(Beginning of Source data)

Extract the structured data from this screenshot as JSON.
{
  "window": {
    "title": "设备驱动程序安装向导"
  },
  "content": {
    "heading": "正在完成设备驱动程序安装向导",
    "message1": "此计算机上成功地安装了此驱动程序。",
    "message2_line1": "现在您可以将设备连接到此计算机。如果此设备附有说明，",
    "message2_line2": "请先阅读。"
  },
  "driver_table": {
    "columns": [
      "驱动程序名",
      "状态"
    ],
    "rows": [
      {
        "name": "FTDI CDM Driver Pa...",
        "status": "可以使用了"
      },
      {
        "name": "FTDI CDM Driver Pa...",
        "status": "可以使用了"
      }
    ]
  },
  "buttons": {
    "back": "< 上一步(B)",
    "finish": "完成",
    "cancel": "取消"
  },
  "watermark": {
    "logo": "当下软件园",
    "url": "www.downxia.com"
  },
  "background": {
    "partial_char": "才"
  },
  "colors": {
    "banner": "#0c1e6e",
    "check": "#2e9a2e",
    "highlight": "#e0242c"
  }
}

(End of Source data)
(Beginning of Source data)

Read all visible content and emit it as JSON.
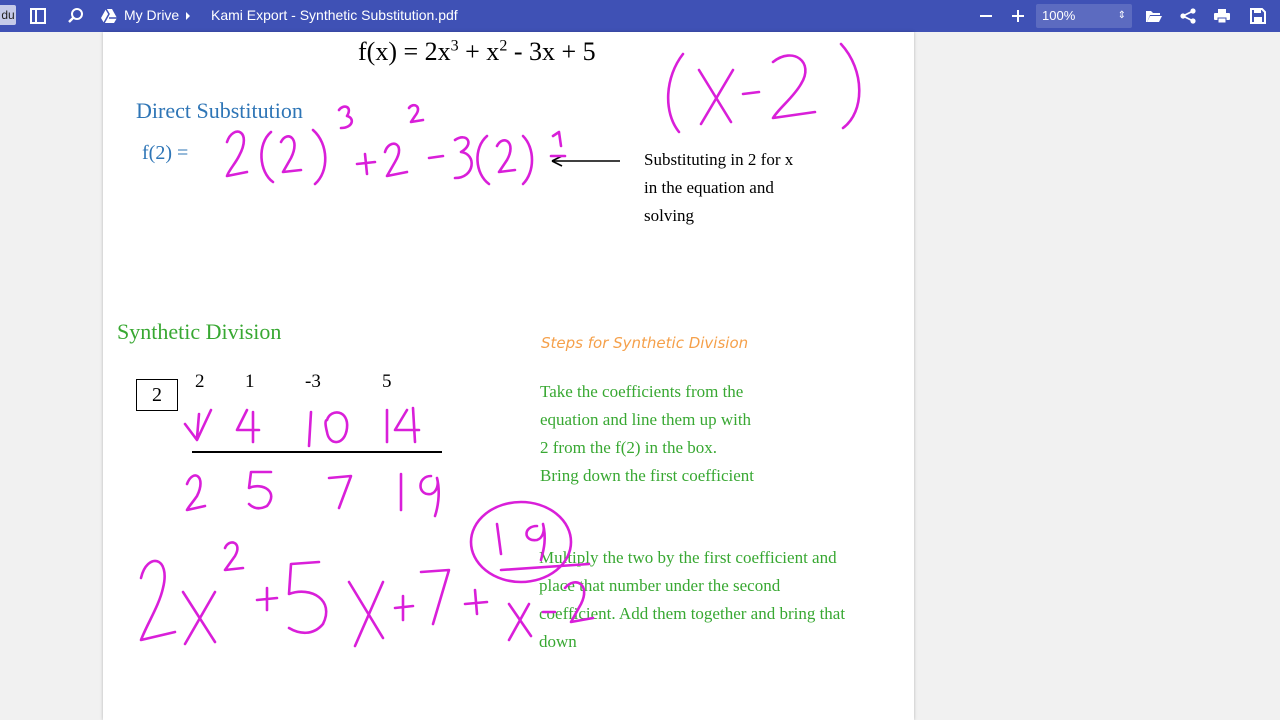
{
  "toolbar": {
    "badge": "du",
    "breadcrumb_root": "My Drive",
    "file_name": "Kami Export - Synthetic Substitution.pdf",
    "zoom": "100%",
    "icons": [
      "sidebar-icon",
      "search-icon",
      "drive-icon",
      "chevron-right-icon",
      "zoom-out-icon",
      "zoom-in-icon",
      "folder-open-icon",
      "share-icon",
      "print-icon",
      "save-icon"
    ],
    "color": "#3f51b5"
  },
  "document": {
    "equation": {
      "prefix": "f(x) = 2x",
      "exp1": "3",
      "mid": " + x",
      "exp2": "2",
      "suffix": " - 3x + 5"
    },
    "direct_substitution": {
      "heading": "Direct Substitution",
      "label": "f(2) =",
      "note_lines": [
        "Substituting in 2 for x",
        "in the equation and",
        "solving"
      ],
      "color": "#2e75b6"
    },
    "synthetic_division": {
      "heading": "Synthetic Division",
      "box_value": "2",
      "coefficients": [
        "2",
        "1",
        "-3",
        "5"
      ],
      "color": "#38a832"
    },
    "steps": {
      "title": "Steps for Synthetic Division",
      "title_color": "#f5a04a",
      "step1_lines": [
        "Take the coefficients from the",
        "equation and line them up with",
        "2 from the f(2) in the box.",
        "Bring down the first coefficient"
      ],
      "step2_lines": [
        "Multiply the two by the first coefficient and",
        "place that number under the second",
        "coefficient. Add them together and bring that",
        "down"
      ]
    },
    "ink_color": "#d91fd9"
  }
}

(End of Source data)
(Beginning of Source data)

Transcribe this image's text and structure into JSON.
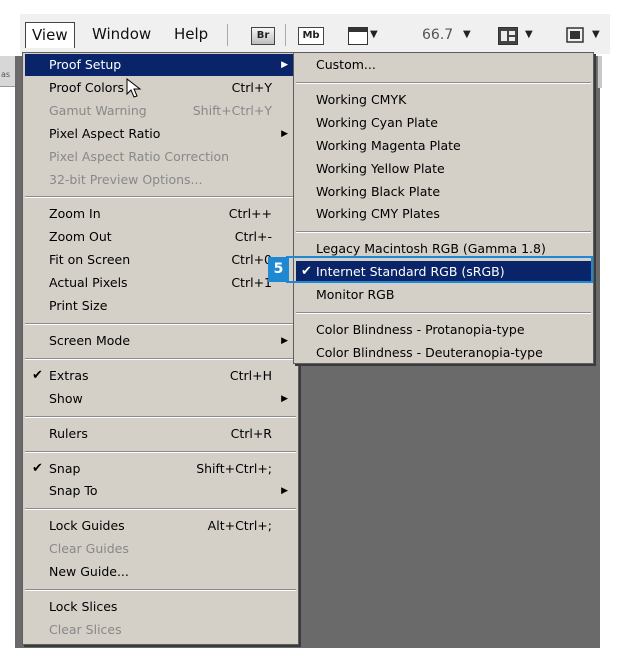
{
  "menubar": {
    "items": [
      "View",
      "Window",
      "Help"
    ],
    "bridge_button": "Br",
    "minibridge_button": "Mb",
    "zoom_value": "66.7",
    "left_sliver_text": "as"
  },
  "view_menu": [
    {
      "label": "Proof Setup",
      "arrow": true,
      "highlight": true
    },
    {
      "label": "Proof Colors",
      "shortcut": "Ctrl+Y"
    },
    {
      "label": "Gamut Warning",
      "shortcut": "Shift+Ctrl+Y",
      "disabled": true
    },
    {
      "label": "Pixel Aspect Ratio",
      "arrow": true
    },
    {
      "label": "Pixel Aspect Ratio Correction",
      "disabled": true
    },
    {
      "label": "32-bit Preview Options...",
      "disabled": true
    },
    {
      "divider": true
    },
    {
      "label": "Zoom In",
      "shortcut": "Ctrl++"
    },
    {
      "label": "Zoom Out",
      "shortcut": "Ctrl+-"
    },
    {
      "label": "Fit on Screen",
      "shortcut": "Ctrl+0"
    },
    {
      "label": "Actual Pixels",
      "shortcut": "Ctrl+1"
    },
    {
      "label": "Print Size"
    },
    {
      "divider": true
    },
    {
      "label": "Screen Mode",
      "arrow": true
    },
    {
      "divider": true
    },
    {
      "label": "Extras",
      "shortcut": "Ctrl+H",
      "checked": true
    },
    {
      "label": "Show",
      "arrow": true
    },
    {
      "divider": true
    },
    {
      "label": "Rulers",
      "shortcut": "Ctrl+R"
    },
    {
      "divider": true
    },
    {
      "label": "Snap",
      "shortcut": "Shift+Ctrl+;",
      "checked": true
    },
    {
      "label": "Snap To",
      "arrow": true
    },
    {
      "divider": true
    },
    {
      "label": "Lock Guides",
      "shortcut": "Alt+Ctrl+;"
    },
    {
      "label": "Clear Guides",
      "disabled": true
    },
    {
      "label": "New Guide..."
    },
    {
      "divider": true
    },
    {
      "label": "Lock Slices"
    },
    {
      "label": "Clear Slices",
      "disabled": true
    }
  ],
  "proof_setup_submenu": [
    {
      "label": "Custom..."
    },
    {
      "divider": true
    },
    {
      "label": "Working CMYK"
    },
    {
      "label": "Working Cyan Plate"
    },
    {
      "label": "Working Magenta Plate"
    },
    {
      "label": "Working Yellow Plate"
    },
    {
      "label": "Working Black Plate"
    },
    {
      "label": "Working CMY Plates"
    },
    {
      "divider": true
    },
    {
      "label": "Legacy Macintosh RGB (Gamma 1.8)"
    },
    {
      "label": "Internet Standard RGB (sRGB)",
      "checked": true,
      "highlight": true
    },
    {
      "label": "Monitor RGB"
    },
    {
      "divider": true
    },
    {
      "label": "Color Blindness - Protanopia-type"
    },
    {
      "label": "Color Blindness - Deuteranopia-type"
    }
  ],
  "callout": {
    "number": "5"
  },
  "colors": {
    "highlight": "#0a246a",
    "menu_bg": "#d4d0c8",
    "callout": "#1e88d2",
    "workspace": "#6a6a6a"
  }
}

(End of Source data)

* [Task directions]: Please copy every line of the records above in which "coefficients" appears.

* [Answer below]:
      "coefficients": [
        "Take the coefficients from the",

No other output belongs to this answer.